House of Sasan
  Hormizd VI
𐭠𐭥𐭧𐭥𐭬𐭦𐭣 (Ōhrmazd)
King of Kings of Iran(ians) and non-Iran(ians) 630 –
632
Grandson of Khosrow II
  Khosrow IV King of Kings of Iran(ians) and non-Iran(ians) 630 –
636
Brother of Peroz II
  Farrukhzad Khosrow V King of Kings of Iran(ians) and non-Iran(ians) March 631 –
April 631
Son of Khosrow II
  Boran Queen of Queen of Iran(ians) and non-Iran(ians) June 631 –
June 632
Daughter of Khosrow II
  Yazdegerd III
𐭩𐭦𐭣𐭪𐭥𐭲𐭩 (Yazdekert)
King of Kings of Iran(ians) and non-Iran(ians) June 632 –
651
Grandson of Khosrau II
Destruction of the Sassanid Empire
  Peroz III 651 (In exile) 679 (In exile) Son
  • Retreated to Chinese territory where he served as a Tang General
  • Served as the head of the Governorate of Persia, an exiled extension of the Sassanid court
  Narsieh 679 (In exile) Unknown Son
  • Served as a Tang general, like his father
  • Also known as Narseh III
  Bahram VII Unknown 710 (in exile) Son of Yazdegerd III
  Khosrau VI Unknown Unknown Grandson of Yazdegerd III
  • Known to have fought against Islamic forces in Transoxiana alongside the Sogdians and Turks c. 728-729
  • Last known direct descendant of Yazdegerd III and member of the House of Sasan.

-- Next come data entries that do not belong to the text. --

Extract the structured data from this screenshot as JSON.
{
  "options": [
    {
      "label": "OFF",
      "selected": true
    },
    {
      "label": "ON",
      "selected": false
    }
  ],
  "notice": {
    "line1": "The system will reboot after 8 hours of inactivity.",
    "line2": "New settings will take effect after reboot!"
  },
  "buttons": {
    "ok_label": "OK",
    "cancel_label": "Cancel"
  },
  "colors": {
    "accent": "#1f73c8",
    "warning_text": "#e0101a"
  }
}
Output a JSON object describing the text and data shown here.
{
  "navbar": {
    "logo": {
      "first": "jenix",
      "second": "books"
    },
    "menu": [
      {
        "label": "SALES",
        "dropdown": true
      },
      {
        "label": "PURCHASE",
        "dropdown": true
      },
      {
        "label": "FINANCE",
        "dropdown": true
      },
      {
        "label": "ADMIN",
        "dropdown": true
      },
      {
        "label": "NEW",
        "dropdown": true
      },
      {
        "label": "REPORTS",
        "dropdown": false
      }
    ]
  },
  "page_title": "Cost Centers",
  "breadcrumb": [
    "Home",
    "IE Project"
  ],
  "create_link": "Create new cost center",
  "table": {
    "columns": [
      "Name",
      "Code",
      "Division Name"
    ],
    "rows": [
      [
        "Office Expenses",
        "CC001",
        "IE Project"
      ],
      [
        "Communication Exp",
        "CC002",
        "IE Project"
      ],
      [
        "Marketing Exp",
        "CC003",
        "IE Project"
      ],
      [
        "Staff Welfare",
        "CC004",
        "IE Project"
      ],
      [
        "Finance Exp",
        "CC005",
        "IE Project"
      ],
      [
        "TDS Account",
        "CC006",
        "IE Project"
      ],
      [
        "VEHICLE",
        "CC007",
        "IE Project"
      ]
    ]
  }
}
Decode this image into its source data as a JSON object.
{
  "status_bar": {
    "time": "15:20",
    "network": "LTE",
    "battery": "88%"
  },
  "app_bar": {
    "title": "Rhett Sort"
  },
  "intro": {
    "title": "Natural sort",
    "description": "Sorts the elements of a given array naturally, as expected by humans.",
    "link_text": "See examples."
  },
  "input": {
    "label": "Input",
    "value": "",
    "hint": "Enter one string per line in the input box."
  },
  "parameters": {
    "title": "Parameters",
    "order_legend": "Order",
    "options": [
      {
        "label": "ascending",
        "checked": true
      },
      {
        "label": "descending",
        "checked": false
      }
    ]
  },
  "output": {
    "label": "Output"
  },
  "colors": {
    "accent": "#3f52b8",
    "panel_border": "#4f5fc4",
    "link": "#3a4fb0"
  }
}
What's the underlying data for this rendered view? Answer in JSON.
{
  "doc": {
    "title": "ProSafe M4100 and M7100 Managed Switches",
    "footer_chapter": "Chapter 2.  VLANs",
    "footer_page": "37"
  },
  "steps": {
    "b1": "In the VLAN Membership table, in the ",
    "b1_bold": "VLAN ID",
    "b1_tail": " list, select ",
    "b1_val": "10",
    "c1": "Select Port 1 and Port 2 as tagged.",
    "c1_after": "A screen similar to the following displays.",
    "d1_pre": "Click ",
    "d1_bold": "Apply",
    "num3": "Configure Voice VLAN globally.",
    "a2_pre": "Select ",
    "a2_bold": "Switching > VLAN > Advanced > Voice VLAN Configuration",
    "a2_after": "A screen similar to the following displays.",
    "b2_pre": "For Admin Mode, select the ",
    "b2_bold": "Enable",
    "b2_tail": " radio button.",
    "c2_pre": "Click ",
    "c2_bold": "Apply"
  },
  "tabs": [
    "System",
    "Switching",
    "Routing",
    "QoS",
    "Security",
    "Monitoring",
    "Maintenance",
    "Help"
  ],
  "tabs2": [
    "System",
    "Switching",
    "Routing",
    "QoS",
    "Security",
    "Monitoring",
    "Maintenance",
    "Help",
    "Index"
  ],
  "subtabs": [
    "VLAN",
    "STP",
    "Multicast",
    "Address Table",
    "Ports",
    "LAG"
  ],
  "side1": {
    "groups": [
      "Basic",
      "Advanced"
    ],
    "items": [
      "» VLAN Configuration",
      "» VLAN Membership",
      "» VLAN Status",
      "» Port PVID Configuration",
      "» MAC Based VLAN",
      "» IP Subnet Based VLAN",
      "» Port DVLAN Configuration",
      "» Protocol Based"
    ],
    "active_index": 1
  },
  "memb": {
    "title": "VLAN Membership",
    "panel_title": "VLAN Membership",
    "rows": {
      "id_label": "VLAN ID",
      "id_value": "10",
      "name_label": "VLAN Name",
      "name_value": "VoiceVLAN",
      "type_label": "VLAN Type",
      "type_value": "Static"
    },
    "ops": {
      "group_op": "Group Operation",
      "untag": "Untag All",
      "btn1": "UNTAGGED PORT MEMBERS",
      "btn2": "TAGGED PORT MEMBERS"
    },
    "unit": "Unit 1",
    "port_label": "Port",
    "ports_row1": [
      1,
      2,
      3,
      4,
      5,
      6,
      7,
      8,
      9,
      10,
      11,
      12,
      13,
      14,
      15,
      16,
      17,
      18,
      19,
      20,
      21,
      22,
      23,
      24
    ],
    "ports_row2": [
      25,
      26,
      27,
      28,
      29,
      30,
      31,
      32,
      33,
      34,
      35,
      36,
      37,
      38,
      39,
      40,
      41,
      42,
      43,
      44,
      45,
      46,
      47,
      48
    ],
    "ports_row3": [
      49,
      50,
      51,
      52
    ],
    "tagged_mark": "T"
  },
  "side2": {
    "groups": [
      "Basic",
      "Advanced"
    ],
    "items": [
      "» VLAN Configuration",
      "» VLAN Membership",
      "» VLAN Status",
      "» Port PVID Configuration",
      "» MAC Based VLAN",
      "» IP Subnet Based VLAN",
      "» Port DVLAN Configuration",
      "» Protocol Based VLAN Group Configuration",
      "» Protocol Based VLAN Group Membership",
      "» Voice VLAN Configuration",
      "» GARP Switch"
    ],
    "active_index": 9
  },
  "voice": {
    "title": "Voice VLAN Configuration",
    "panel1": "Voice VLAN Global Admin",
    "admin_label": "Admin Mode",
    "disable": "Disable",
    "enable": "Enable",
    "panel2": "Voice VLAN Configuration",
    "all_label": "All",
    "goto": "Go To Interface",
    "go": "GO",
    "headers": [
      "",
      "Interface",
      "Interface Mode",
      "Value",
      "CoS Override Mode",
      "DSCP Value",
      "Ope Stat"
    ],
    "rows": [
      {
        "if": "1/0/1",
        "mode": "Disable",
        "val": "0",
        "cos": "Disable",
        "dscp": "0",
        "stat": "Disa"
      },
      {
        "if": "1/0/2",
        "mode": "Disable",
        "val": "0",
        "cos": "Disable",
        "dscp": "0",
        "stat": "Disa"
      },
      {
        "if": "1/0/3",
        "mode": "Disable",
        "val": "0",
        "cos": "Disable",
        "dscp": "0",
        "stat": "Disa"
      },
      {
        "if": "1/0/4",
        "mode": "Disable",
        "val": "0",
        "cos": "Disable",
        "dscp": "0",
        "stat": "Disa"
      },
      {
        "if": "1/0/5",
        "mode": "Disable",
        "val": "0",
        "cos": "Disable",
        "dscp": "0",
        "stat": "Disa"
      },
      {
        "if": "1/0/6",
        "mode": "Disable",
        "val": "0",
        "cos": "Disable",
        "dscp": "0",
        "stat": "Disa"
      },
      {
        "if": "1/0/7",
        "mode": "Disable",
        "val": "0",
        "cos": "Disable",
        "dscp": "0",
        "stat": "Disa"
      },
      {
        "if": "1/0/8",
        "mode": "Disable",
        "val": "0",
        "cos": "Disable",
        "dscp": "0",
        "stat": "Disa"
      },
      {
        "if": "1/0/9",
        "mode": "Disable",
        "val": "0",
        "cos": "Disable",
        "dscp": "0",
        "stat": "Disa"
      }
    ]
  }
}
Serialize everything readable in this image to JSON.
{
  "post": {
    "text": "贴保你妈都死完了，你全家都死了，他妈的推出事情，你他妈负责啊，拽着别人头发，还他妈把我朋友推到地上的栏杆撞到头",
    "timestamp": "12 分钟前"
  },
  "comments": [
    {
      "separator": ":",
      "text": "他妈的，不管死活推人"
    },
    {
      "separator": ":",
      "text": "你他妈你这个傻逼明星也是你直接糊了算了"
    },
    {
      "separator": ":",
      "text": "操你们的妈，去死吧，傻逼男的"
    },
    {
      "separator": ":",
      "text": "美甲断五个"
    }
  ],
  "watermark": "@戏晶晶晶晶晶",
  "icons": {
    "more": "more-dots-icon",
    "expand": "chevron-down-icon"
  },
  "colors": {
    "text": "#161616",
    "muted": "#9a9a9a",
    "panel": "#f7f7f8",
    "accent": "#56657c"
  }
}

It is unclear whether he was Peroz III or Bahram VII's son

See alsoEdit

NotesEdit

  1. ^ The word ram may be translated as "peace", "ease", "pleasure", "joy" or "satisfaction"; it is most likely "peace" in Yazdegerd I's case.[12]
  2. ^ The title of kay ("king") had already been in use at least 100 years earlier by the Kushano-Sasanians, a cadet branch of the imperial Sasanian family that ruled in the East before being supplanted by the Kidarites and the imperial Sasanians in the mid 4th-century.[18]

ReferencesEdit

  1. ^ "The Cambridge Illustrated History of the Islamic World" (PDF). Archived from the original (PDF) on 14 July 2014. Retrieved 6 June 2014.
  2. ^ Shapur Shahbazi, A. (2005), "Sasanian Dynasty", Encyclopedia Iranica, 1, Columbia University Press
  3. ^ Norman A. Stillman The Jews of Arab Lands pp 22 Jewish Publication Society, 1979 ISBN 0827611552
  4. ^ International Congress of Byzantine Studies Proceedings of the 21st International Congress of Byzantine Studies, London, 21–26 August 2006, Volumes 1-3 pp 29. Ashgate Pub Co, 30 sep. 2006 ISBN 075465740X
  5. ^ Daryaee 2012, p. 392.
  6. ^ Daryaee 2012, p. 201.
  7. ^ Frye, R. N. (1983). "Chapter 4: The political history of Iran under the Sasanians". The Cambridge History of Iran. 3. Cambridge University Press. p. 116. ISBN 978-0-521-20092-9.
  8. ^ Yücel, Muhammet (2017). "A Unique Drachm Coin of Shapur I". Iranian Studies. 50 (3): 331–344. doi:10.1080/00210862.2017.1303329. S2CID 164631548.
  9. ^ a b c Shayegan 2013, p. 807.
  10. ^ Schindel 2013c, pp. 836-837.
  11. ^ Daryaee 2002, p. 91.
  12. ^ Daryaee 2002, p. 90.
  13. ^ Daryaee 2014, p. 22.
  14. ^ Daryaee 2002, p. 94.
  15. ^ a b c d e f g h Schindel 2013c, p. 837.
  16. ^ Daryaee.
  17. ^ Schindel 2013c, pp. 836–837.
  18. ^ Rezakhani 2017, pp. 79, 83.
  19. ^ Rezakhani 2017, pp. 130–131.
  20. ^ a b Schindel 2013b, pp. 141–143.
  21. ^ a b Daryaee 2012, p. 41.
  22. ^ a b Daryaee 2012, p. 42.
  23. ^ a b c Morony 2005, p. 92.

SourcesEdit